__WORK ORDER__:
Work out how many lines in the material below hold the word "funcion". Write only the number.

__TASK DATA__:

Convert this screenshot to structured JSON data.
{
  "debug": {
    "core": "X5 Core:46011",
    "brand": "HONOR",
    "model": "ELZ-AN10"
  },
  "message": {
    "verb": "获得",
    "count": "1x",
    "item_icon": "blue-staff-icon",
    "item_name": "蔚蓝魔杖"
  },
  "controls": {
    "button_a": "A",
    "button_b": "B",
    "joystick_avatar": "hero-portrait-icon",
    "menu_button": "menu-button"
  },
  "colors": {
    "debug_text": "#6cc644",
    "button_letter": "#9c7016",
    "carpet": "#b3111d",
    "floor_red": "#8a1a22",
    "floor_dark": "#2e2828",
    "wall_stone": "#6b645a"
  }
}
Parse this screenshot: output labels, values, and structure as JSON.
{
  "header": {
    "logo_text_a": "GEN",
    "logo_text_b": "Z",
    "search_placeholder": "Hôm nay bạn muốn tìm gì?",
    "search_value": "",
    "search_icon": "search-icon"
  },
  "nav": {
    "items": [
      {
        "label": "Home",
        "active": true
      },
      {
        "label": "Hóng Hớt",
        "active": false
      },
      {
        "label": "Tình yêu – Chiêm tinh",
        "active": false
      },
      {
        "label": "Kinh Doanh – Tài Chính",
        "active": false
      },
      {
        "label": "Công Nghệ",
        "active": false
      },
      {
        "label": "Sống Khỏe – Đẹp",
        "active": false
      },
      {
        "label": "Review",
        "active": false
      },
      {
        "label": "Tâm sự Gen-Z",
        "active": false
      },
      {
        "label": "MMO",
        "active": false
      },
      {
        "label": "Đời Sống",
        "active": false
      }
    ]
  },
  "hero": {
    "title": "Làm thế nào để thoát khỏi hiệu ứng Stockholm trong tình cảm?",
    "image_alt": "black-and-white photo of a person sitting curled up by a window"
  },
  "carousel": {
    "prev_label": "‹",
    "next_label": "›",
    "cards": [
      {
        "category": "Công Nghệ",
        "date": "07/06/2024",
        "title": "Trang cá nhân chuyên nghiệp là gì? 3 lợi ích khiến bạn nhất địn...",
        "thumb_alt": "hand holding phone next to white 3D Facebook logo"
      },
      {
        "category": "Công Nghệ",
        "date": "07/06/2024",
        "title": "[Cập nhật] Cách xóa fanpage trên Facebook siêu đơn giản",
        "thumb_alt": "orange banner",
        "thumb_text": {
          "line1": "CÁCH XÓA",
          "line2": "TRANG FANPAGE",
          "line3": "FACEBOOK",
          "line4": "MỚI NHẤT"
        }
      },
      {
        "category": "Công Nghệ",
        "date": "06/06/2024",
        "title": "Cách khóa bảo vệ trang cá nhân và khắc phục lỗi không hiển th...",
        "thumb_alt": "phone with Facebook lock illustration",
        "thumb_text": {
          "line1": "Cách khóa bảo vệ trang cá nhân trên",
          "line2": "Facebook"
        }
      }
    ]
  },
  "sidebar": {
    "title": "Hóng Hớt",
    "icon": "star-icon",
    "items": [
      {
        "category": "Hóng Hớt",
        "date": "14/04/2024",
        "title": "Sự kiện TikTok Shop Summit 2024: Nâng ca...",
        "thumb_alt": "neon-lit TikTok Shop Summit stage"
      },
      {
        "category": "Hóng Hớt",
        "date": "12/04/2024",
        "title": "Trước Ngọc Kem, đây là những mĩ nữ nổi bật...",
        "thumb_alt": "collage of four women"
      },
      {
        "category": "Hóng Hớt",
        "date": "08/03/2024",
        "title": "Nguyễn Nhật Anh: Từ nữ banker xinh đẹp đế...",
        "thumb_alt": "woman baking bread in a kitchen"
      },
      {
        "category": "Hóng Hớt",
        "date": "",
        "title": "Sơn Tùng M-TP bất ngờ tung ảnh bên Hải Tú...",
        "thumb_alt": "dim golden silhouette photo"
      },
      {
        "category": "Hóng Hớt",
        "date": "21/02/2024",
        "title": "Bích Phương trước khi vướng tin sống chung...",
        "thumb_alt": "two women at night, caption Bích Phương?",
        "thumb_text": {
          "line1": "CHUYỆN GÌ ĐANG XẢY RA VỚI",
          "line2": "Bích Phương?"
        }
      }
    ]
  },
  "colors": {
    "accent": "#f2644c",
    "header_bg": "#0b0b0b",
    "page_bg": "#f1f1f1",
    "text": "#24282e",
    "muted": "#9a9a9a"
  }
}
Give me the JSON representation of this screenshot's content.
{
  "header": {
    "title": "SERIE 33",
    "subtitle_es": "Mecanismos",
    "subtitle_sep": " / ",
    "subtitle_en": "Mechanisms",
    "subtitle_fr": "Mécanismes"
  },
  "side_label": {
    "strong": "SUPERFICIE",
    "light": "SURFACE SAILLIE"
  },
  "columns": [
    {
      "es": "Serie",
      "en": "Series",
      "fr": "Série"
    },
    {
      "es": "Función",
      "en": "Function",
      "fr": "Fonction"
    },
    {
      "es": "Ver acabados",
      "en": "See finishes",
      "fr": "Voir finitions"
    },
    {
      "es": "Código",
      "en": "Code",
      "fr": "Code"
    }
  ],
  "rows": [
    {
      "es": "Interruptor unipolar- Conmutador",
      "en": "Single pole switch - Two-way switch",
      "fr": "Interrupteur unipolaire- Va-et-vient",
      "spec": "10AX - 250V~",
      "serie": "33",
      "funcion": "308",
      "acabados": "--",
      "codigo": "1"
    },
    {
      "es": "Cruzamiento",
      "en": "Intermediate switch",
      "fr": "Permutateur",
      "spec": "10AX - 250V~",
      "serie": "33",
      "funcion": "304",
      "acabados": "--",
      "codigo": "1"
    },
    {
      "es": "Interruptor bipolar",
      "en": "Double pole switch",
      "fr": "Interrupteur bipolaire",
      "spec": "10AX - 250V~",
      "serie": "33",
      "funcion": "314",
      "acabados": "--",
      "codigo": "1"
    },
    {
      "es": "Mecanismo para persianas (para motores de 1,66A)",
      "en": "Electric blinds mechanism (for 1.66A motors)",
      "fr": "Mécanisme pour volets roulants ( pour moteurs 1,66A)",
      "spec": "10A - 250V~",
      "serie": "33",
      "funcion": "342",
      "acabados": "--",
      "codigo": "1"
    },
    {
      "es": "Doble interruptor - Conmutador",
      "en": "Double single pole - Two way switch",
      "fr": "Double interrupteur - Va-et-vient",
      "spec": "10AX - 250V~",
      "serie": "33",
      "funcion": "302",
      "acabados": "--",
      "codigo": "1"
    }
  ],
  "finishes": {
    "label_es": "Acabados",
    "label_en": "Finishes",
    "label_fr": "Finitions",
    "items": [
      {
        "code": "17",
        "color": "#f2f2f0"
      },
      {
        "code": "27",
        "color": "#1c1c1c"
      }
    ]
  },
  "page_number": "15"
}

__THE ANSWER__:
5